"South," Salazar said dryly, "and east of here."
"You know the King's house?" Godric asked excitedly. "You know the way? Have you seen him? Is he as tall as they say in the tales?"
"I have seen the king, once. But he has no love for our kind, young Gryffindor, nor any wish to believe us more than tales."
The boy brushed this warning aside with blithe disinterest. Nor did he react in any way to the words 'our kind'. "Can you take me to him? Will you take me with you, on the road?"
"I am not going that way, boy. I am going home."
"Oh." The disappointment in those clear blue eyes was almost comical. "But –"

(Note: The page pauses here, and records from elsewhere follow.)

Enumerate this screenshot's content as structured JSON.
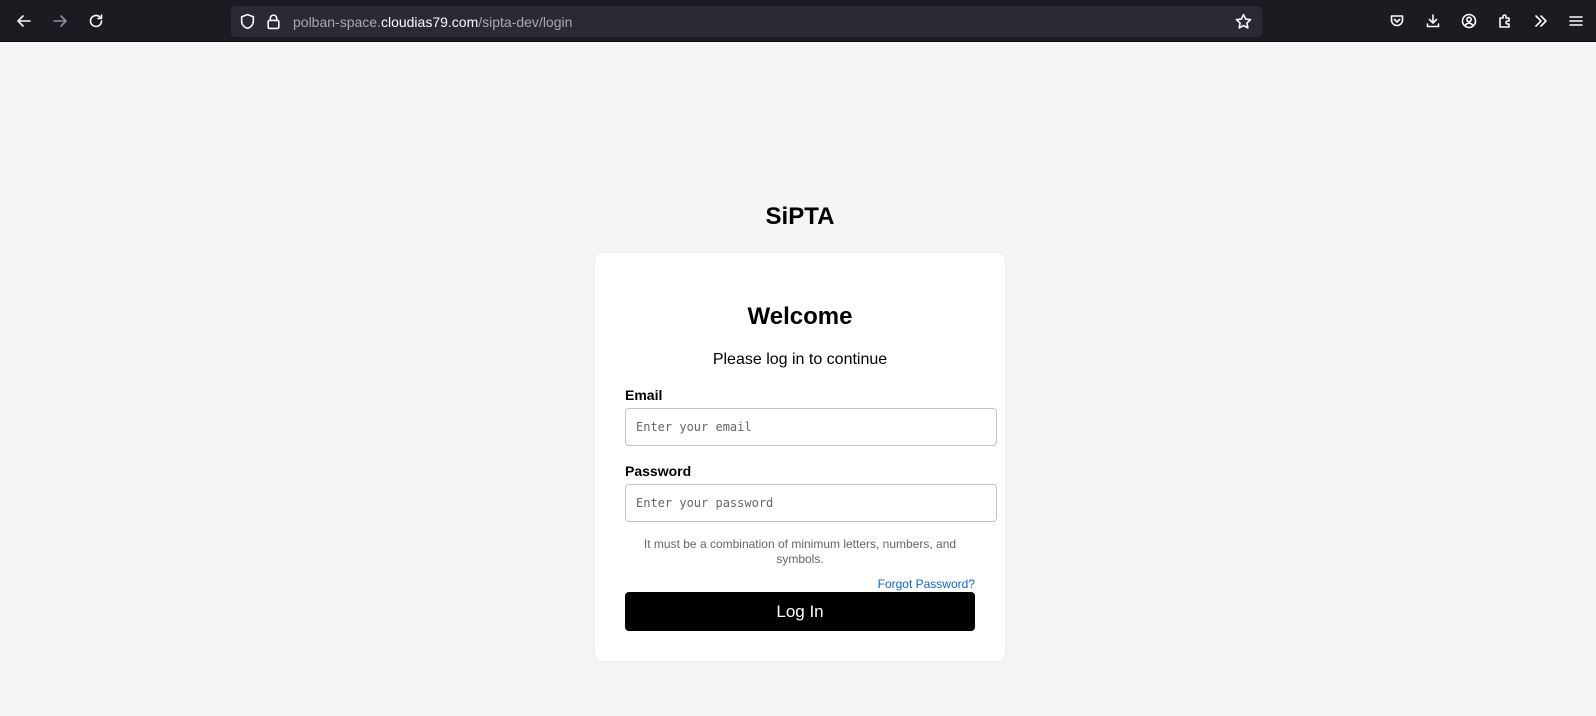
{
  "browser": {
    "url_prefix": "polban-space.",
    "url_host": "cloudias79.com",
    "url_path": "/sipta-dev/login",
    "icons": [
      "back-icon",
      "forward-icon",
      "reload-icon",
      "shield-icon",
      "lock-icon",
      "star-icon",
      "pocket-icon",
      "download-icon",
      "account-icon",
      "extensions-icon",
      "chevron-double-right-icon",
      "menu-icon"
    ]
  },
  "page": {
    "app_title": "SiPTA",
    "welcome": "Welcome",
    "subtitle": "Please log in to continue",
    "email_label": "Email",
    "email_value": "",
    "email_placeholder": "Enter your email",
    "password_label": "Password",
    "password_value": "",
    "password_placeholder": "Enter your password",
    "password_hint": "It must be a combination of minimum letters, numbers, and symbols.",
    "forgot_password": "Forgot Password?",
    "login_button": "Log In"
  },
  "colors": {
    "toolbar_bg": "#1c1b22",
    "page_bg": "#f4f4f4",
    "button_bg": "#000000",
    "link": "#0a66d8"
  }
}
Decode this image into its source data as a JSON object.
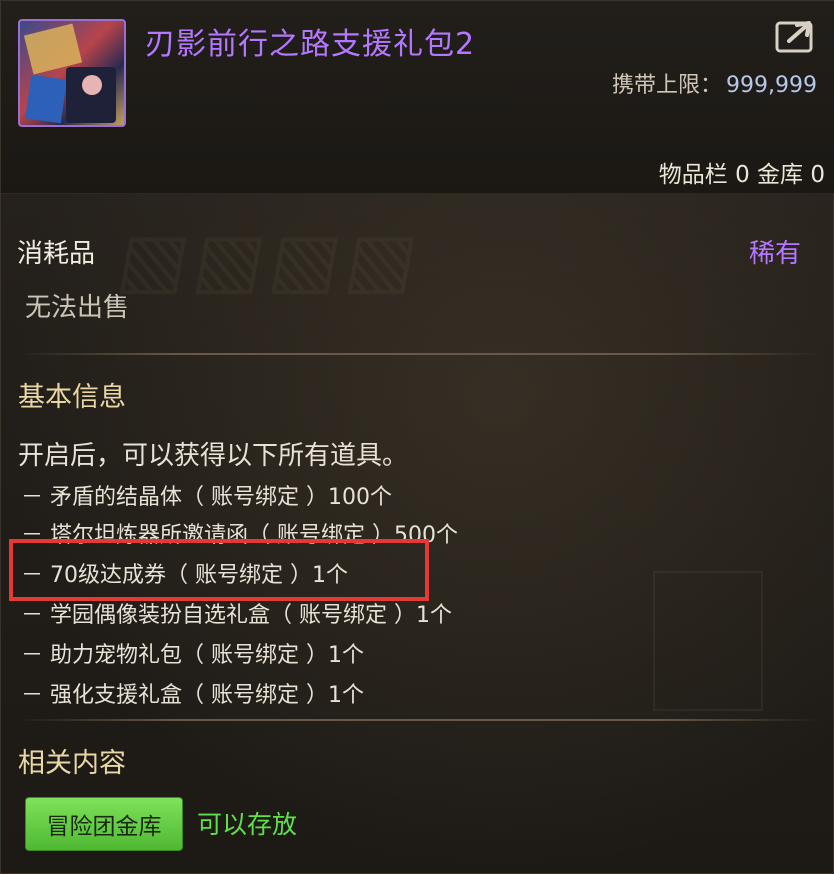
{
  "header": {
    "title": "刃影前行之路支援礼包2",
    "limit_label": "携带上限：",
    "limit_value": "999,999",
    "storage": "物品栏 0 金库 0"
  },
  "item": {
    "category": "消耗品",
    "rarity": "稀有",
    "sell_status": "无法出售"
  },
  "basic_info": {
    "title": "基本信息",
    "description": "开启后，可以获得以下所有道具。",
    "items": [
      "－ 矛盾的结晶体（ 账号绑定 ）100个",
      "－ 塔尔坦炼器所邀请函（ 账号绑定 ）500个",
      "－ 70级达成券（ 账号绑定 ）1个",
      "－ 学园偶像装扮自选礼盒（ 账号绑定 ）1个",
      "－ 助力宠物礼包（ 账号绑定 ）1个",
      "－ 强化支援礼盒（ 账号绑定 ）1个"
    ]
  },
  "related": {
    "title": "相关内容",
    "button_label": "冒险团金库",
    "status": "可以存放"
  },
  "colors": {
    "rarity": "#b478ff",
    "highlight": "#e53935",
    "button": "#5ec83a"
  },
  "icons": {
    "export": "share-export-icon",
    "item": "gift-package-icon"
  }
}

Salazar, hardened, bitter and cynical, found himself softening. He hardened his heart, deliberately recalling all the old, terrible memories of war, betrayal and slaughter, reminding himself the boy was Saxon kind and raised amongst Muggles.
"When you are old enough, Godric Gryffindor, I have no doubt you will achieve everything you wish for." In his experience, such success was often double-edged. "Remember – south and east."
He turned on his heel and walked away, rejoining the milling crowd in the busy marketplace.
"Wait!" he heard the young voice shout. "Wait – sir." Swift, impatient footsteps forced their way through the crowd behind him, and with a sense of inevitability, he knew that he would never be free of the boy, now.
On the hinge of such meetings, Fate turned –
"Take me with you," the boy begged. "At least part of the way – I won't be a burden, I swear. I can find my own food, and look after myself…"
Salazar did not turn around. However, he slowed his pace and allowed Godric to catch up.